**TASK ITEM**
Tally the lines in the material below that hold the string "detail" and report the tally alone.

-------- RECORD SET

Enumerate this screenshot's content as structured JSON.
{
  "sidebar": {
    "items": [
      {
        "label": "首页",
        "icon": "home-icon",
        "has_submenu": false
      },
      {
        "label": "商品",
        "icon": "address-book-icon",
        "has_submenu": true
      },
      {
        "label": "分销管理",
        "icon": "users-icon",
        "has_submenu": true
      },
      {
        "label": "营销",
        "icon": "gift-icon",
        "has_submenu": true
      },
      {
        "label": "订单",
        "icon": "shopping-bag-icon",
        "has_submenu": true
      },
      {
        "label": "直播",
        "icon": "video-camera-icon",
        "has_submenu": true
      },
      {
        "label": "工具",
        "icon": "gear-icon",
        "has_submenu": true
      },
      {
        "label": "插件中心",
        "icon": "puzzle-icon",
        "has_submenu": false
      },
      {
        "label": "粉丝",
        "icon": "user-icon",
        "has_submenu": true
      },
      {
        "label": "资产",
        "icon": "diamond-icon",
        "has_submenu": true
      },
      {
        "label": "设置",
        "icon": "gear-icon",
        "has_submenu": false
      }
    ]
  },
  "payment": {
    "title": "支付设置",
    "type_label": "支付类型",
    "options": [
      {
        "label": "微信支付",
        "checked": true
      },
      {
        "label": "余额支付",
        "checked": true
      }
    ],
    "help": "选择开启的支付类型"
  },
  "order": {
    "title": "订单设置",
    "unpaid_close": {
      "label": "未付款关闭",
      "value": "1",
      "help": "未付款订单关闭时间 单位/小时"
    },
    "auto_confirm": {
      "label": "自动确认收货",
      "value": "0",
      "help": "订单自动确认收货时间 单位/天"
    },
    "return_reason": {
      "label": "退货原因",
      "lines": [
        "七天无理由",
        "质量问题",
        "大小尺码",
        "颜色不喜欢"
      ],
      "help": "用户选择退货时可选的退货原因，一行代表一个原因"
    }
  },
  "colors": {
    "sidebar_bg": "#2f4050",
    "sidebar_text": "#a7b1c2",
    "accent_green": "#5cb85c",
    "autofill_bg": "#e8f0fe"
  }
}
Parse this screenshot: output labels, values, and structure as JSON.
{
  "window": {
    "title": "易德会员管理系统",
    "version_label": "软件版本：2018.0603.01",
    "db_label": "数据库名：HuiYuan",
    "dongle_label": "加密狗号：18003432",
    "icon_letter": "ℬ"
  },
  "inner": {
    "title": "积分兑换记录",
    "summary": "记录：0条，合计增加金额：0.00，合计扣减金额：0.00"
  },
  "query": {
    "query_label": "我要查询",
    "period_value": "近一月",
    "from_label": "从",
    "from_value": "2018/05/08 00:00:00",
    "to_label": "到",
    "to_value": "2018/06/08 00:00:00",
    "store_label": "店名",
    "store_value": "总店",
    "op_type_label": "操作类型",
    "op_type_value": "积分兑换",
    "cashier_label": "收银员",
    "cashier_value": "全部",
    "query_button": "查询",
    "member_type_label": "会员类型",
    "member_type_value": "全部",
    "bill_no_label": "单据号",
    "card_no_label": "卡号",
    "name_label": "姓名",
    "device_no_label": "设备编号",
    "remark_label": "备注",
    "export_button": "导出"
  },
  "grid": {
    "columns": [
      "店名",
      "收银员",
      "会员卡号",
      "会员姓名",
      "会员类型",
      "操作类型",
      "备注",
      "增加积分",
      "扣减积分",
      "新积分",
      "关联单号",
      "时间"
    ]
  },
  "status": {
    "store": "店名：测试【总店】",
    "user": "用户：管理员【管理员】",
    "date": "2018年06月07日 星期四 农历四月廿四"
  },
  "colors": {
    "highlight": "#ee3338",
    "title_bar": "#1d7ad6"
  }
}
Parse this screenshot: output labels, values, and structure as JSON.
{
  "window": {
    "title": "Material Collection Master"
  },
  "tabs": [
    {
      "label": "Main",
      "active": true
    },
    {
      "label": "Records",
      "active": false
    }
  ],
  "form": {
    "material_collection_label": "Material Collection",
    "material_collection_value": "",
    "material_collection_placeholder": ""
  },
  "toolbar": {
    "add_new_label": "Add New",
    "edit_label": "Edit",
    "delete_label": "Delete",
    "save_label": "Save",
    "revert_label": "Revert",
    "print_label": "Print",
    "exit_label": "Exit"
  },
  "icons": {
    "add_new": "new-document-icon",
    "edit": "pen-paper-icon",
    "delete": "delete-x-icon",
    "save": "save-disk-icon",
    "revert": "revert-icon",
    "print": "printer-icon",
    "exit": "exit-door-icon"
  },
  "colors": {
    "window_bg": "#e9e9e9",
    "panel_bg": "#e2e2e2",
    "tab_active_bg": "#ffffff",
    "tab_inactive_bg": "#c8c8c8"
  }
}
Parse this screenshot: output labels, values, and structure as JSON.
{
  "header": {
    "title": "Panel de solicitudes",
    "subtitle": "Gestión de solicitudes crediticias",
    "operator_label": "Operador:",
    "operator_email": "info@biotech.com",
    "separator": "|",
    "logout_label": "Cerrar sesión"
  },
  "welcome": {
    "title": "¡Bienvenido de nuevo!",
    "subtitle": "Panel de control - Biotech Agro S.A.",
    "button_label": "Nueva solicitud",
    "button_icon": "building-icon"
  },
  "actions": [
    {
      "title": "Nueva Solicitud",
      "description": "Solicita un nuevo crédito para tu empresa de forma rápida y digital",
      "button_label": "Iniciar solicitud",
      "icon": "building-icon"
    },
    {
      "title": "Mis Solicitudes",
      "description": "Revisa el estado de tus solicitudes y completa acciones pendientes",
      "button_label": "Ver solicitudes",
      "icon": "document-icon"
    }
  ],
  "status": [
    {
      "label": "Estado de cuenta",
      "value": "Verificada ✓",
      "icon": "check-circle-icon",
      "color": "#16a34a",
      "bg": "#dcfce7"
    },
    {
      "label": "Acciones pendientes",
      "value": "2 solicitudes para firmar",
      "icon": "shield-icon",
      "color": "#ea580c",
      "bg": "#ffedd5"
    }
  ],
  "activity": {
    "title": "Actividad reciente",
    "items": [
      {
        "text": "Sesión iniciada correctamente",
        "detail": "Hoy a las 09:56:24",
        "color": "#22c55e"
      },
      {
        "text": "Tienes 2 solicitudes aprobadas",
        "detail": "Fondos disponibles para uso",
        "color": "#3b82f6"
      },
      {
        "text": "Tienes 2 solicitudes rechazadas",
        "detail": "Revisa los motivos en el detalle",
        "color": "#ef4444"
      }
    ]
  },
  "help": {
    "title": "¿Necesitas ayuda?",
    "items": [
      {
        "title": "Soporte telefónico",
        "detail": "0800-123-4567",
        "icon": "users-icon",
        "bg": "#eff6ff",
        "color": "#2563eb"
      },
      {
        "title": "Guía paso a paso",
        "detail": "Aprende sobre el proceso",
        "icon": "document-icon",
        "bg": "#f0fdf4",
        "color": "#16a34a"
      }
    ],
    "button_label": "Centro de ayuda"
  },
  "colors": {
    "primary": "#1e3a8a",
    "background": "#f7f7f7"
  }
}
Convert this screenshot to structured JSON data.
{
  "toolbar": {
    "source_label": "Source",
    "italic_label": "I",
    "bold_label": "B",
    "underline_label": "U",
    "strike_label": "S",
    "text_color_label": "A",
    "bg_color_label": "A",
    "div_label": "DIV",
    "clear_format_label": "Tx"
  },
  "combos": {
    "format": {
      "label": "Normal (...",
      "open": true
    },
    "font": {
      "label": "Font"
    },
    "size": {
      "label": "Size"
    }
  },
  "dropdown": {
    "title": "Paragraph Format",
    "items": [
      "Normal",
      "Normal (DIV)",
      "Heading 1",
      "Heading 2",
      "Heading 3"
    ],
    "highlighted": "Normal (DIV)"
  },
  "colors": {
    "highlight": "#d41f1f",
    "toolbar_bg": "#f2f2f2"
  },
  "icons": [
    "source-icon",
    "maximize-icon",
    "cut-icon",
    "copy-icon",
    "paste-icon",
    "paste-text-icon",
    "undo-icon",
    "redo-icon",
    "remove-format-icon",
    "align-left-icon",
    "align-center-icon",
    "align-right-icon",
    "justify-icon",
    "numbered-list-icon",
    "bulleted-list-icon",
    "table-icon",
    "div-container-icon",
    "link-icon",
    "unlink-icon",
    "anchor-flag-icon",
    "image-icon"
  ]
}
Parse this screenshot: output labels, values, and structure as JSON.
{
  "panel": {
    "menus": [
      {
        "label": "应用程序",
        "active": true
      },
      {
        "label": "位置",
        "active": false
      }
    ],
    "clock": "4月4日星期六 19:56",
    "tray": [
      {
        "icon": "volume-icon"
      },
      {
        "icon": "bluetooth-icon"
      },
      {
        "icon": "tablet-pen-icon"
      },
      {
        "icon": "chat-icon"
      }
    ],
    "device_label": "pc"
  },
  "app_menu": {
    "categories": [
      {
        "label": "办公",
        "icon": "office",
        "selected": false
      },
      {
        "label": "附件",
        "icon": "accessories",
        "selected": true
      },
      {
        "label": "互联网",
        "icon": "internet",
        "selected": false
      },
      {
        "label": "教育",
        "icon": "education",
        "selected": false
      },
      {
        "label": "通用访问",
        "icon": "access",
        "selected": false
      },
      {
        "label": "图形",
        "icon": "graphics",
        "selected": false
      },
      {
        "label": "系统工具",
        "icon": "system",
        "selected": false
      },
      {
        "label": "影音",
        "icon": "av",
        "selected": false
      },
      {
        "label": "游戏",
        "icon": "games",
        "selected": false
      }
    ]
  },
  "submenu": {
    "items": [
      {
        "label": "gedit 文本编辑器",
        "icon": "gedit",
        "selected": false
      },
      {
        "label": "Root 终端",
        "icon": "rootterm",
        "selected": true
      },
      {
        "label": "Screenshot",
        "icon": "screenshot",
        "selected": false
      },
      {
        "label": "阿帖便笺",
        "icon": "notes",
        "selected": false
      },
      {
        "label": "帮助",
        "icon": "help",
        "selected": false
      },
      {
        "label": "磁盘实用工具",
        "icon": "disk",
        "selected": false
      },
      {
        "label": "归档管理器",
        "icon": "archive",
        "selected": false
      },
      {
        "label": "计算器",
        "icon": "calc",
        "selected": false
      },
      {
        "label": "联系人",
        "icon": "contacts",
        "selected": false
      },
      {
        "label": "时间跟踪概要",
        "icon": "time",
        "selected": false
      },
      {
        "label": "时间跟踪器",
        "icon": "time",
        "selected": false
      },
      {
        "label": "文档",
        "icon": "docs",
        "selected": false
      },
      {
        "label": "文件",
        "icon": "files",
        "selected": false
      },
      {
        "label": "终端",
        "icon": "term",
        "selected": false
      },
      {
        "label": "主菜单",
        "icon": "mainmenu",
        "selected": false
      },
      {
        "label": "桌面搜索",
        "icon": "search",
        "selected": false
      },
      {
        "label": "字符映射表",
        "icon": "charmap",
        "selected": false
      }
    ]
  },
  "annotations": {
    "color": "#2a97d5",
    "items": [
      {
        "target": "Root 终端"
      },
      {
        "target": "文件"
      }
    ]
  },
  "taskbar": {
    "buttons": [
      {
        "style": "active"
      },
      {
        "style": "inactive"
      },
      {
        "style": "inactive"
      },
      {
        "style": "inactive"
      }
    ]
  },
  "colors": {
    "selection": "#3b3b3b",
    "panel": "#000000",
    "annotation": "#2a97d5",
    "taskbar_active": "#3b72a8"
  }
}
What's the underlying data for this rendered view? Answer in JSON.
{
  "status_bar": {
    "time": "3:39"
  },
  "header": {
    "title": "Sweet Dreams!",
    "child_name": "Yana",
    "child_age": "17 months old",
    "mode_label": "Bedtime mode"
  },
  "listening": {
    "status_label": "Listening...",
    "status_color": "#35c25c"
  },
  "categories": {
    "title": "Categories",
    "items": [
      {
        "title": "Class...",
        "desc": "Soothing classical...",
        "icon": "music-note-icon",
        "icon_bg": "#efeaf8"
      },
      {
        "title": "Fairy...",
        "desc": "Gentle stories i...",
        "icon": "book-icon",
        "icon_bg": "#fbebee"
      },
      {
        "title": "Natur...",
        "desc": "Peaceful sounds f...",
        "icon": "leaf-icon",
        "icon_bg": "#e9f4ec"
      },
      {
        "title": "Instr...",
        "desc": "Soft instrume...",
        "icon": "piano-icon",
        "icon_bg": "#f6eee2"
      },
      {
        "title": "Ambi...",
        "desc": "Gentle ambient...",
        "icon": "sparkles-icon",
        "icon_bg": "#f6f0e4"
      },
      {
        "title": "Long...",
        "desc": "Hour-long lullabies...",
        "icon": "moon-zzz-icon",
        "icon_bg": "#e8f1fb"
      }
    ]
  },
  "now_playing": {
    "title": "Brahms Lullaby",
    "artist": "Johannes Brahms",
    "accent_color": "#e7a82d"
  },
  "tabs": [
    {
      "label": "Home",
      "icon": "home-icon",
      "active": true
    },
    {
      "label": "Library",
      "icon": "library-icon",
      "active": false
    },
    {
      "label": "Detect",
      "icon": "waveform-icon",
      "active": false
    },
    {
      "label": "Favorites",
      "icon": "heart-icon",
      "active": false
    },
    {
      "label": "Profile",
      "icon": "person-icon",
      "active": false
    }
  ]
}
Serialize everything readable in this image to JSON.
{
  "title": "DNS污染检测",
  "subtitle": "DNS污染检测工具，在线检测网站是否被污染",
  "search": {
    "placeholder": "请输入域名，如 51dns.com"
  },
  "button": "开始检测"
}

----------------

**REPLY TO THE TASK**
5